Records excerpted from a collection:
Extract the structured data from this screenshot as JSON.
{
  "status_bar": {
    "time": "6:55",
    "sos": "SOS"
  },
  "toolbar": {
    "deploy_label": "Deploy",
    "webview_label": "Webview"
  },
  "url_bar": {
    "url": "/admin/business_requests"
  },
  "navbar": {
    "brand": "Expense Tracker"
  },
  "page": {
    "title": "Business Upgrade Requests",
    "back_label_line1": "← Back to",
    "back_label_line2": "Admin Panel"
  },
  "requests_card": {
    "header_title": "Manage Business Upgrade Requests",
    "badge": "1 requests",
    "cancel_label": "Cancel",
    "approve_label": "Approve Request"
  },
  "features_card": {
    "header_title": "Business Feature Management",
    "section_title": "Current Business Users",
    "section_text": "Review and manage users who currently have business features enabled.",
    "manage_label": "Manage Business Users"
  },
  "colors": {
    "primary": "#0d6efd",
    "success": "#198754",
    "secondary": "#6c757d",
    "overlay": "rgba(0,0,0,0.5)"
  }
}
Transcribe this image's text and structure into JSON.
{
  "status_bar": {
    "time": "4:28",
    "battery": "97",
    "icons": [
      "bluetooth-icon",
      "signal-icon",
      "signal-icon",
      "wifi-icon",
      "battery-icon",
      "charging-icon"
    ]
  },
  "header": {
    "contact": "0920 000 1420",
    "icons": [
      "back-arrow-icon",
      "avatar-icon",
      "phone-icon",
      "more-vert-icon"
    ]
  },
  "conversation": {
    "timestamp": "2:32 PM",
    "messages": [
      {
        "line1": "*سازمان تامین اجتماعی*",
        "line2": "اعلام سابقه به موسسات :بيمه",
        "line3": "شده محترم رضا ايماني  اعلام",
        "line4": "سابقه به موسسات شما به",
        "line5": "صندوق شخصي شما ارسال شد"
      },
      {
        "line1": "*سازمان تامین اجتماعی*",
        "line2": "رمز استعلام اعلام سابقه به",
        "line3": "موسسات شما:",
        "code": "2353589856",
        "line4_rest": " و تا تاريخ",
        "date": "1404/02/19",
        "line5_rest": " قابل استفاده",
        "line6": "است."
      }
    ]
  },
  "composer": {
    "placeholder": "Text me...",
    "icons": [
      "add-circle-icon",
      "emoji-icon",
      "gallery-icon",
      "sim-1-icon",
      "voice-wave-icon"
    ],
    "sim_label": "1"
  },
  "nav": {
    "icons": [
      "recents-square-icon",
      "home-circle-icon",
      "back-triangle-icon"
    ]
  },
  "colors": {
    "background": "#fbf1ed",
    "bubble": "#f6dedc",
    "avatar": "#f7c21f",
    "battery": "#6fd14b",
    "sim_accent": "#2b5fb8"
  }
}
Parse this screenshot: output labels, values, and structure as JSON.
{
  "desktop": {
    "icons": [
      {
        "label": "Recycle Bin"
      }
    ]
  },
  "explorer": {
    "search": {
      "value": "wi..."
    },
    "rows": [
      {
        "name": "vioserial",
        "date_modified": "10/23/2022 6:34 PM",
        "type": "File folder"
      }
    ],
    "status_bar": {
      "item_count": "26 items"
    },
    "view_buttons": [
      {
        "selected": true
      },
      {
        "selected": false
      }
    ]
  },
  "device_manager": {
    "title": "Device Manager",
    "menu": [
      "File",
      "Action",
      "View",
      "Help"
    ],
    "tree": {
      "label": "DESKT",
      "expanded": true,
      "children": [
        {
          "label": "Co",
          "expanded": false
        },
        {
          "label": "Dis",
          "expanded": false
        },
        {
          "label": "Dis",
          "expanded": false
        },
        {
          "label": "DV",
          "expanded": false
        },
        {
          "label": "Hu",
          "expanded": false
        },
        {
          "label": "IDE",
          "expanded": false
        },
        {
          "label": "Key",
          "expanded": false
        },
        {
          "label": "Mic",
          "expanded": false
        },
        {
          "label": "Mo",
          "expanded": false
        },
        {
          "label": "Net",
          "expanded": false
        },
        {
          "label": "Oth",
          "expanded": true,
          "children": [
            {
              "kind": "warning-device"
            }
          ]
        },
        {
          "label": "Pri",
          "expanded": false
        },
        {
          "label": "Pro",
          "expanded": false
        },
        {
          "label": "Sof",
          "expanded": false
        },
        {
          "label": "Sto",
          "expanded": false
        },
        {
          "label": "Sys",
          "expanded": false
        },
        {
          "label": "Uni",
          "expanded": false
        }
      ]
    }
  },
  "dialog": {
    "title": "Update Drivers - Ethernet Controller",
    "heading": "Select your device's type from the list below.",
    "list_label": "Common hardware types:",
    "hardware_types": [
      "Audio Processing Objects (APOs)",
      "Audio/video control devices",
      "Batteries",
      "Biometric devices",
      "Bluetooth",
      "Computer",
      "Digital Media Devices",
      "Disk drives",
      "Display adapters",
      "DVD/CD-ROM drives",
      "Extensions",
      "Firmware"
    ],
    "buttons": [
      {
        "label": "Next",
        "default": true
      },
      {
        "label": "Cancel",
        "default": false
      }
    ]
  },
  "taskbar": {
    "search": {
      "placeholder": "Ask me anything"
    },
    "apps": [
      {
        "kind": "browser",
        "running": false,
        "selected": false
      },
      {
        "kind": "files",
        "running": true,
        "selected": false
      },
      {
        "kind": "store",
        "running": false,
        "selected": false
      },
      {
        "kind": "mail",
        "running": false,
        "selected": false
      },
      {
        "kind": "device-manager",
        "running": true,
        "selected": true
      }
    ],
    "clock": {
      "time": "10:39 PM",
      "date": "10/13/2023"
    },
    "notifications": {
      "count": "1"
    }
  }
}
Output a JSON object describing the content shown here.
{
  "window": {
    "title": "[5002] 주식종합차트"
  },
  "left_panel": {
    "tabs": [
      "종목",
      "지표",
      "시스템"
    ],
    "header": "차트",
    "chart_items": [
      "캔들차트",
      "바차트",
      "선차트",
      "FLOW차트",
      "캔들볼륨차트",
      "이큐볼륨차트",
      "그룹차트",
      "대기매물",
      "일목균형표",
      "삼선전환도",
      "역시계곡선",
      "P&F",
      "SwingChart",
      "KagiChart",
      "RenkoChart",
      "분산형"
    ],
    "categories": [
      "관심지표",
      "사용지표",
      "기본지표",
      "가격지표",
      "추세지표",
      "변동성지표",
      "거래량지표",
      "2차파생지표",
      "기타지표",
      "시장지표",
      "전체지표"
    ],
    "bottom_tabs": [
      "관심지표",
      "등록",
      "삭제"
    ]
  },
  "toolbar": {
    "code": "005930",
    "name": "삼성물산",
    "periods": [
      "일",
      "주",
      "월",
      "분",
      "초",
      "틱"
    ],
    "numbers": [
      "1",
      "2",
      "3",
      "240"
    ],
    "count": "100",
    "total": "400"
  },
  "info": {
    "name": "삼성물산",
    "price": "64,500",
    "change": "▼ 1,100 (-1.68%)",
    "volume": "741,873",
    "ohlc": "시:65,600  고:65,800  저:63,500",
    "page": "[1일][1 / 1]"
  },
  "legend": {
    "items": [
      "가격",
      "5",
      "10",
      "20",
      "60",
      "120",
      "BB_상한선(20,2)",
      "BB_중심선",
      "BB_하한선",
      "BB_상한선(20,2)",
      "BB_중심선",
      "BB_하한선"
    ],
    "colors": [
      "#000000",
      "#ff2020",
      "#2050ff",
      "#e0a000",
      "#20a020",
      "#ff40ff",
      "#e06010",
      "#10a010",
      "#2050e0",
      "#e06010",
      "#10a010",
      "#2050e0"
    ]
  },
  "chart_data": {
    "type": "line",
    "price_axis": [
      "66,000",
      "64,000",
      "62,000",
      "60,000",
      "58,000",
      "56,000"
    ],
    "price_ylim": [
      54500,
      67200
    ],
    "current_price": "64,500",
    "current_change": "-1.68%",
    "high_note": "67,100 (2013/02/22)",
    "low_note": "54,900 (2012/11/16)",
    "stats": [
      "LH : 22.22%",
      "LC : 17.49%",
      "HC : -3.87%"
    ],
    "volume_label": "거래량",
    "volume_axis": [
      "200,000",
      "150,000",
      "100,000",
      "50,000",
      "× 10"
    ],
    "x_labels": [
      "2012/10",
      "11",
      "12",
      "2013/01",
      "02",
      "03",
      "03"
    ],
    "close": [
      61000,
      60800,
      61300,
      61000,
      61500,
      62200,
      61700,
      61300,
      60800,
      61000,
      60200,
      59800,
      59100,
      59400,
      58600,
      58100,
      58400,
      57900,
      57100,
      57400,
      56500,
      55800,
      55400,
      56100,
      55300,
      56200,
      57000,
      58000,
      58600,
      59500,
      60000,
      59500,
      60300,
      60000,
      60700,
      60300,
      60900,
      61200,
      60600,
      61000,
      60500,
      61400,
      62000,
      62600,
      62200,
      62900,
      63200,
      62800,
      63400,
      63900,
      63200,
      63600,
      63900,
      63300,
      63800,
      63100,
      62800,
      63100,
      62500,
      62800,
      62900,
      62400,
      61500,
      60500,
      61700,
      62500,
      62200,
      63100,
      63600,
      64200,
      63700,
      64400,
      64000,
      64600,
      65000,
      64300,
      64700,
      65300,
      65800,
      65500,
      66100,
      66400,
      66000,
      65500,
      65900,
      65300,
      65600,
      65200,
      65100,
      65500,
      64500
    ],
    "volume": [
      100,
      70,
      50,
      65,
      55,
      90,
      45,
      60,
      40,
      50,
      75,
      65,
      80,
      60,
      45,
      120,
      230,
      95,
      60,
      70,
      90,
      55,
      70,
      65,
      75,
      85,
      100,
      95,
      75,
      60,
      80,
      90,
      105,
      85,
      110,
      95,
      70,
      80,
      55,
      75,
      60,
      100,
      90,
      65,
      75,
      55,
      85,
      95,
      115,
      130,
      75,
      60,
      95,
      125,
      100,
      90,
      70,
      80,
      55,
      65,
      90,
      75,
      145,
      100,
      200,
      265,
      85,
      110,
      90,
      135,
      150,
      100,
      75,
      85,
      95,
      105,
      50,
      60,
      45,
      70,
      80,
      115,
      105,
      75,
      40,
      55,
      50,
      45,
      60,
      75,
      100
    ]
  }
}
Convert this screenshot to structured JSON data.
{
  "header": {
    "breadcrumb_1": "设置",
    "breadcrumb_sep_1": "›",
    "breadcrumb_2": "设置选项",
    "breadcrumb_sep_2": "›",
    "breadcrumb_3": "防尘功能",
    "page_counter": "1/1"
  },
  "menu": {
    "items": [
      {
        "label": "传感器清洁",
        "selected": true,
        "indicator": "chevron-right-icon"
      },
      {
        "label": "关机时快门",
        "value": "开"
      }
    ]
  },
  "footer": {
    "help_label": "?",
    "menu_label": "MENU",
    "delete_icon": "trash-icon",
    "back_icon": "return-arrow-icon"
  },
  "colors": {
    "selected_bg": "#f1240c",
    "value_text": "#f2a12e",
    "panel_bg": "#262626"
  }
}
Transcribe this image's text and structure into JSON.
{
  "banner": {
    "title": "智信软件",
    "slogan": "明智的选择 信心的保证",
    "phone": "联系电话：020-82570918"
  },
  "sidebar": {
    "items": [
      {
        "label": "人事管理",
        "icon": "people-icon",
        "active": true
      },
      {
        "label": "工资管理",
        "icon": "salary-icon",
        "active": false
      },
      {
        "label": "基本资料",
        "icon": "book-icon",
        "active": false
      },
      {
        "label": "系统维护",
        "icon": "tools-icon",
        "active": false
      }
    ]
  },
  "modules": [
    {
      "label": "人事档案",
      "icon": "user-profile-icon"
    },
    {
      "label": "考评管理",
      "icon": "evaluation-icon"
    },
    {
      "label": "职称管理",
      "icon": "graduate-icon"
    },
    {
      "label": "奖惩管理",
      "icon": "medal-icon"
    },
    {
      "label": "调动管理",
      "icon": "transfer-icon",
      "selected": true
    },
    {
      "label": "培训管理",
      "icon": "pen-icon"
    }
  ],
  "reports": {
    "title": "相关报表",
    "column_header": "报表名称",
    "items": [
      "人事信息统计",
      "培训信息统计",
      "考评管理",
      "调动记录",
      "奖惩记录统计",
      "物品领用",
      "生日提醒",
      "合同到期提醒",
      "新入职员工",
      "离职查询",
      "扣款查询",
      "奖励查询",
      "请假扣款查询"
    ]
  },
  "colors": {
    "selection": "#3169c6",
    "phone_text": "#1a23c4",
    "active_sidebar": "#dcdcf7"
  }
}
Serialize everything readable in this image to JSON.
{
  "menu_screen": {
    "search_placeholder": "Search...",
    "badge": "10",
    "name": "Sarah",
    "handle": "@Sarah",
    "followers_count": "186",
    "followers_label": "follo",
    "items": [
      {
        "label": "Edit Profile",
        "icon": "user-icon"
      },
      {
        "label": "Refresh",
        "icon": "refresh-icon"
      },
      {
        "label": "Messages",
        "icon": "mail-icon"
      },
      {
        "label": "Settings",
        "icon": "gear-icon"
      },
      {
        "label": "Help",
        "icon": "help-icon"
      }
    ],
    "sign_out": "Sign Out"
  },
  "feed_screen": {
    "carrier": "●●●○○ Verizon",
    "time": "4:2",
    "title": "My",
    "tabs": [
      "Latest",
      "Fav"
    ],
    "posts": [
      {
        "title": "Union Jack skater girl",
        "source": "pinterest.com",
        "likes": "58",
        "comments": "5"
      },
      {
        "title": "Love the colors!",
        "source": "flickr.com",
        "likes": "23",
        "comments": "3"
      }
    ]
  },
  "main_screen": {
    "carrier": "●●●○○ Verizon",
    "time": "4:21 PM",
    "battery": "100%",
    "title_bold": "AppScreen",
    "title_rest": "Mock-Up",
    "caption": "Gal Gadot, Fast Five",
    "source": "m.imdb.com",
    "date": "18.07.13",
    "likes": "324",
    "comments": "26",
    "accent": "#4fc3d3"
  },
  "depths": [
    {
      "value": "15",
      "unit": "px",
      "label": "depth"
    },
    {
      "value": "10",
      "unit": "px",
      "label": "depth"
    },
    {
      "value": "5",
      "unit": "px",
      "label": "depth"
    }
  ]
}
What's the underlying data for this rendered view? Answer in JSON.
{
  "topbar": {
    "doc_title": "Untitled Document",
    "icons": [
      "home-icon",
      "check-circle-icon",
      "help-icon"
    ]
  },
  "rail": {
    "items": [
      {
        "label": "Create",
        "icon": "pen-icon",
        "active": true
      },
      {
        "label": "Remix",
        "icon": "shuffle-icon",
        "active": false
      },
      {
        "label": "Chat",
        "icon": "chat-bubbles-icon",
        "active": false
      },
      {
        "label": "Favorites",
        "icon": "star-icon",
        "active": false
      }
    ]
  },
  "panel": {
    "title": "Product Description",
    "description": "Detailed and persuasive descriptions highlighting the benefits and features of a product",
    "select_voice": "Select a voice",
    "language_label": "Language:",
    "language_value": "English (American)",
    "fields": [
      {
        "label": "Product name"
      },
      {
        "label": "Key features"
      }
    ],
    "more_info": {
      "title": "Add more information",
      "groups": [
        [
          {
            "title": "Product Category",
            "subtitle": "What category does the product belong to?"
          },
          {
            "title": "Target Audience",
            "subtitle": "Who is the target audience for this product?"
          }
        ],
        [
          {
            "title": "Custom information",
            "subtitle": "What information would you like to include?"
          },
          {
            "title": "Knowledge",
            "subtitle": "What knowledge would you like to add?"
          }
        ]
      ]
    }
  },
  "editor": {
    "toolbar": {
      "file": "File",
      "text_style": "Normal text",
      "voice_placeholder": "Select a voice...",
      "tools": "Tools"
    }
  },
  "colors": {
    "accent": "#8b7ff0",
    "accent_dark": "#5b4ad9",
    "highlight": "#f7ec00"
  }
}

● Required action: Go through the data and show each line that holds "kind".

● Finished exercise:
              "kind": "warning-device"
        "kind": "browser",
        "kind": "files",
        "kind": "store",
        "kind": "mail",
        "kind": "device-manager",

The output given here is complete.